─── MATERIAL SUPPLIED ───

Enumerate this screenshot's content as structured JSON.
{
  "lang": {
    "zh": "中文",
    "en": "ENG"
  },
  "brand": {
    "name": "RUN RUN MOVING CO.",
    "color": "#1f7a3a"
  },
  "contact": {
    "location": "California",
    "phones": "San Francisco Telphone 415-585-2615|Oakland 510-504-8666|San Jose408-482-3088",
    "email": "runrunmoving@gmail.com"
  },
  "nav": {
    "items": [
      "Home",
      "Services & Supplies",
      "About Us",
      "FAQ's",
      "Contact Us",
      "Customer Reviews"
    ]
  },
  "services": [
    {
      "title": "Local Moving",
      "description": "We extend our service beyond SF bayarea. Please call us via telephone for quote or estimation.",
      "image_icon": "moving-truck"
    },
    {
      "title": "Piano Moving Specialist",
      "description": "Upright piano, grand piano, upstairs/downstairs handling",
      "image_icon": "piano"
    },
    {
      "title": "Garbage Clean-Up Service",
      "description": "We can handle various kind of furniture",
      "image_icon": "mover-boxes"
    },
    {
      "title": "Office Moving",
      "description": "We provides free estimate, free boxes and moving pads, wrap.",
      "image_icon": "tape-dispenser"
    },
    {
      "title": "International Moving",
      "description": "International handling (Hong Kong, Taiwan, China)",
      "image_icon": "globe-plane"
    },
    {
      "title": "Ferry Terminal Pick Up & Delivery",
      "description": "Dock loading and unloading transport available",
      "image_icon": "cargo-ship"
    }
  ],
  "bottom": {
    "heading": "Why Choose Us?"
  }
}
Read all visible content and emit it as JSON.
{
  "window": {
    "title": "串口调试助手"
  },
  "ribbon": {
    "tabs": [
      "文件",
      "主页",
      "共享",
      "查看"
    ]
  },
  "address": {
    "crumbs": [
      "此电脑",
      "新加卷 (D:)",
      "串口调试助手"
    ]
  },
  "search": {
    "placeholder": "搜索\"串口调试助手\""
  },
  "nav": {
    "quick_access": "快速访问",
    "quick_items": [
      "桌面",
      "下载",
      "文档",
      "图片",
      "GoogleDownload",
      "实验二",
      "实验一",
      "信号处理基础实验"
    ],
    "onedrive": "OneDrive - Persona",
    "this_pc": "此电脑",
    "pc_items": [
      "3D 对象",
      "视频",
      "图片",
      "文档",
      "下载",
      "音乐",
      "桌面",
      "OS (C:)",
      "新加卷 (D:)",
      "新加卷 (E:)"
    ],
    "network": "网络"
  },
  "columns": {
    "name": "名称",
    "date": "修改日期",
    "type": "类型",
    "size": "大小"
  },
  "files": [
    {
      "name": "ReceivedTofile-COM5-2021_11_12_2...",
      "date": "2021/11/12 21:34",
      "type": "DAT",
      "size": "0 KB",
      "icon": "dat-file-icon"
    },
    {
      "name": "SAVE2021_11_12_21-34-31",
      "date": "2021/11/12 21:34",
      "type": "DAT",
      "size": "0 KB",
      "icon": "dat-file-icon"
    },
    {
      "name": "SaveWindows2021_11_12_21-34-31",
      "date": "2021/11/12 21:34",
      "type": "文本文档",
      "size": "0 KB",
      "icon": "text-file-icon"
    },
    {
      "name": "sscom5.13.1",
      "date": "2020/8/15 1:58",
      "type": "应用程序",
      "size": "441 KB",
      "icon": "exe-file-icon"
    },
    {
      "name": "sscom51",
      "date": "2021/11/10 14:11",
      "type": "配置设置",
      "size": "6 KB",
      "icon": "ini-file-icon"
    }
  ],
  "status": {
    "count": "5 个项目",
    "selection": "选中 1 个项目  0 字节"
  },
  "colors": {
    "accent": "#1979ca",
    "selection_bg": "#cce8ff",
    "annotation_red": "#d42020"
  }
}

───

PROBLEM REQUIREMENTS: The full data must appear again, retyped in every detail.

SOLUTION TO THE EXERCISE:
Enumerate this screenshot's content as structured JSON.
{
  "lang": {
    "zh": "中文",
    "en": "ENG"
  },
  "brand": {
    "name": "RUN RUN MOVING CO.",
    "color": "#1f7a3a"
  },
  "contact": {
    "location": "California",
    "phones": "San Francisco Telphone 415-585-2615|Oakland 510-504-8666|San Jose408-482-3088",
    "email": "runrunmoving@gmail.com"
  },
  "nav": {
    "items": [
      "Home",
      "Services & Supplies",
      "About Us",
      "FAQ's",
      "Contact Us",
      "Customer Reviews"
    ]
  },
  "services": [
    {
      "title": "Local Moving",
      "description": "We extend our service beyond SF bayarea. Please call us via telephone for quote or estimation.",
      "image_icon": "moving-truck"
    },
    {
      "title": "Piano Moving Specialist",
      "description": "Upright piano, grand piano, upstairs/downstairs handling",
      "image_icon": "piano"
    },
    {
      "title": "Garbage Clean-Up Service",
      "description": "We can handle various kind of furniture",
      "image_icon": "mover-boxes"
    },
    {
      "title": "Office Moving",
      "description": "We provides free estimate, free boxes and moving pads, wrap.",
      "image_icon": "tape-dispenser"
    },
    {
      "title": "International Moving",
      "description": "International handling (Hong Kong, Taiwan, China)",
      "image_icon": "globe-plane"
    },
    {
      "title": "Ferry Terminal Pick Up & Delivery",
      "description": "Dock loading and unloading transport available",
      "image_icon": "cargo-ship"
    }
  ],
  "bottom": {
    "heading": "Why Choose Us?"
  }
}
Read all visible content and emit it as JSON.
{
  "window": {
    "title": "串口调试助手"
  },
  "ribbon": {
    "tabs": [
      "文件",
      "主页",
      "共享",
      "查看"
    ]
  },
  "address": {
    "crumbs": [
      "此电脑",
      "新加卷 (D:)",
      "串口调试助手"
    ]
  },
  "search": {
    "placeholder": "搜索\"串口调试助手\""
  },
  "nav": {
    "quick_access": "快速访问",
    "quick_items": [
      "桌面",
      "下载",
      "文档",
      "图片",
      "GoogleDownload",
      "实验二",
      "实验一",
      "信号处理基础实验"
    ],
    "onedrive": "OneDrive - Persona",
    "this_pc": "此电脑",
    "pc_items": [
      "3D 对象",
      "视频",
      "图片",
      "文档",
      "下载",
      "音乐",
      "桌面",
      "OS (C:)",
      "新加卷 (D:)",
      "新加卷 (E:)"
    ],
    "network": "网络"
  },
  "columns": {
    "name": "名称",
    "date": "修改日期",
    "type": "类型",
    "size": "大小"
  },
  "files": [
    {
      "name": "ReceivedTofile-COM5-2021_11_12_2...",
      "date": "2021/11/12 21:34",
      "type": "DAT",
      "size": "0 KB",
      "icon": "dat-file-icon"
    },
    {
      "name": "SAVE2021_11_12_21-34-31",
      "date": "2021/11/12 21:34",
      "type": "DAT",
      "size": "0 KB",
      "icon": "dat-file-icon"
    },
    {
      "name": "SaveWindows2021_11_12_21-34-31",
      "date": "2021/11/12 21:34",
      "type": "文本文档",
      "size": "0 KB",
      "icon": "text-file-icon"
    },
    {
      "name": "sscom5.13.1",
      "date": "2020/8/15 1:58",
      "type": "应用程序",
      "size": "441 KB",
      "icon": "exe-file-icon"
    },
    {
      "name": "sscom51",
      "date": "2021/11/10 14:11",
      "type": "配置设置",
      "size": "6 KB",
      "icon": "ini-file-icon"
    }
  ],
  "status": {
    "count": "5 个项目",
    "selection": "选中 1 个项目  0 字节"
  },
  "colors": {
    "accent": "#1979ca",
    "selection_bg": "#cce8ff",
    "annotation_red": "#d42020"
  }
}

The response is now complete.